AIM OF THE EXERCISE: The entries below should be repeated exactly, with no pictures carried over.
++++++++++++++++++++
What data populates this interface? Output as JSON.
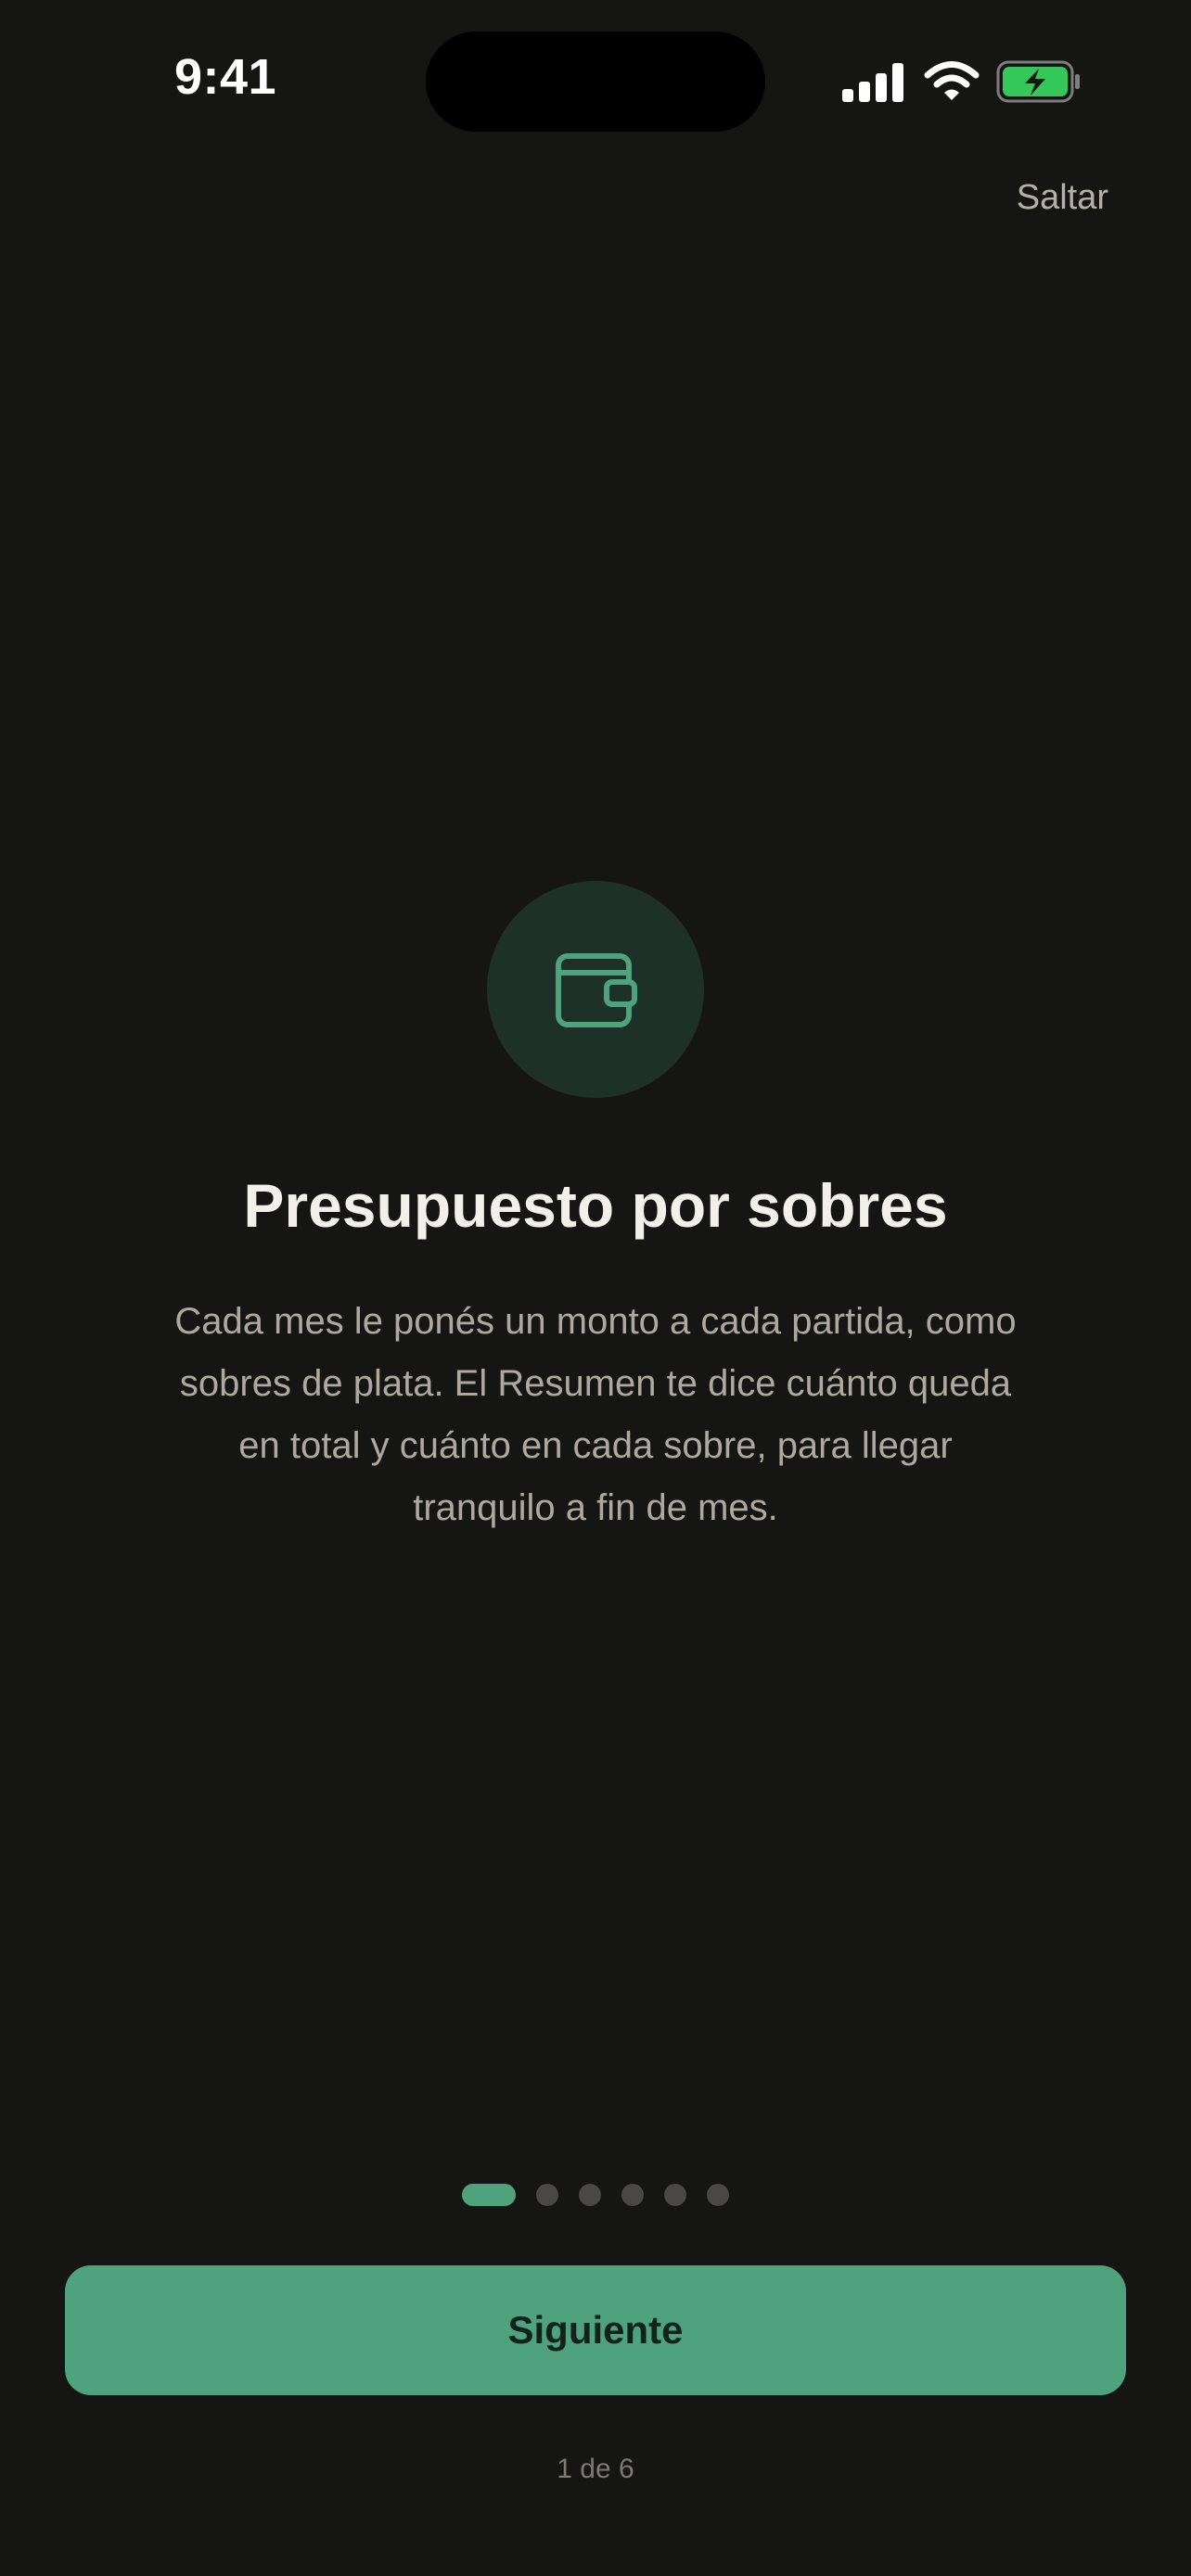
{
  "status_bar": {
    "time": "9:41",
    "icons": [
      "signal-icon",
      "wifi-icon",
      "battery-charging-icon"
    ]
  },
  "header": {
    "skip_label": "Saltar"
  },
  "hero": {
    "icon": "wallet-icon",
    "title": "Presupuesto por sobres",
    "description": "Cada mes le ponés un monto a cada partida, como sobres de plata. El Resumen te dice cuánto queda en total y cuánto en cada sobre, para llegar tranquilo a fin de mes."
  },
  "pager": {
    "current": 1,
    "total": 6
  },
  "footer": {
    "next_label": "Siguiente",
    "step_text": "1 de 6"
  },
  "colors": {
    "background": "#151514",
    "accent": "#4ea37e",
    "icon_circle": "#1e3129",
    "battery": "#35c759"
  }
}
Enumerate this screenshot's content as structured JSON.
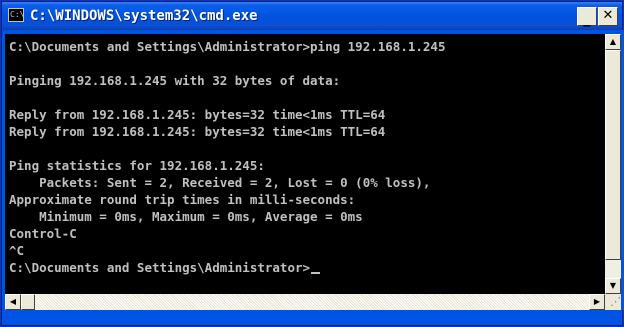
{
  "window": {
    "title": "C:\\WINDOWS\\system32\\cmd.exe",
    "icon_label": "C:\\",
    "minimize_glyph": "_",
    "close_glyph": "✕"
  },
  "console": {
    "lines": [
      "C:\\Documents and Settings\\Administrator>ping 192.168.1.245",
      "",
      "Pinging 192.168.1.245 with 32 bytes of data:",
      "",
      "Reply from 192.168.1.245: bytes=32 time<1ms TTL=64",
      "Reply from 192.168.1.245: bytes=32 time<1ms TTL=64",
      "",
      "Ping statistics for 192.168.1.245:",
      "    Packets: Sent = 2, Received = 2, Lost = 0 (0% loss),",
      "Approximate round trip times in milli-seconds:",
      "    Minimum = 0ms, Maximum = 0ms, Average = 0ms",
      "Control-C",
      "^C",
      "C:\\Documents and Settings\\Administrator>"
    ]
  },
  "scrollbars": {
    "up_arrow": "▲",
    "down_arrow": "▼",
    "left_arrow": "◀",
    "right_arrow": "▶"
  },
  "colors": {
    "titlebar": "#0054e3",
    "console_bg": "#000000",
    "console_text": "#c0c0c0"
  }
}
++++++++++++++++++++
ANSWER FOR THE TASK:
What data populates this interface? Output as JSON.
{
  "status_bar": {
    "time": "9:41",
    "icons": [
      "signal-icon",
      "wifi-icon",
      "battery-charging-icon"
    ]
  },
  "header": {
    "skip_label": "Saltar"
  },
  "hero": {
    "icon": "wallet-icon",
    "title": "Presupuesto por sobres",
    "description": "Cada mes le ponés un monto a cada partida, como sobres de plata. El Resumen te dice cuánto queda en total y cuánto en cada sobre, para llegar tranquilo a fin de mes."
  },
  "pager": {
    "current": 1,
    "total": 6
  },
  "footer": {
    "next_label": "Siguiente",
    "step_text": "1 de 6"
  },
  "colors": {
    "background": "#151514",
    "accent": "#4ea37e",
    "icon_circle": "#1e3129",
    "battery": "#35c759"
  }
}
Enumerate this screenshot's content as structured JSON.
{
  "window": {
    "title": "C:\\WINDOWS\\system32\\cmd.exe",
    "icon_label": "C:\\",
    "minimize_glyph": "_",
    "close_glyph": "✕"
  },
  "console": {
    "lines": [
      "C:\\Documents and Settings\\Administrator>ping 192.168.1.245",
      "",
      "Pinging 192.168.1.245 with 32 bytes of data:",
      "",
      "Reply from 192.168.1.245: bytes=32 time<1ms TTL=64",
      "Reply from 192.168.1.245: bytes=32 time<1ms TTL=64",
      "",
      "Ping statistics for 192.168.1.245:",
      "    Packets: Sent = 2, Received = 2, Lost = 0 (0% loss),",
      "Approximate round trip times in milli-seconds:",
      "    Minimum = 0ms, Maximum = 0ms, Average = 0ms",
      "Control-C",
      "^C",
      "C:\\Documents and Settings\\Administrator>"
    ]
  },
  "scrollbars": {
    "up_arrow": "▲",
    "down_arrow": "▼",
    "left_arrow": "◀",
    "right_arrow": "▶"
  },
  "colors": {
    "titlebar": "#0054e3",
    "console_bg": "#000000",
    "console_text": "#c0c0c0"
  }
}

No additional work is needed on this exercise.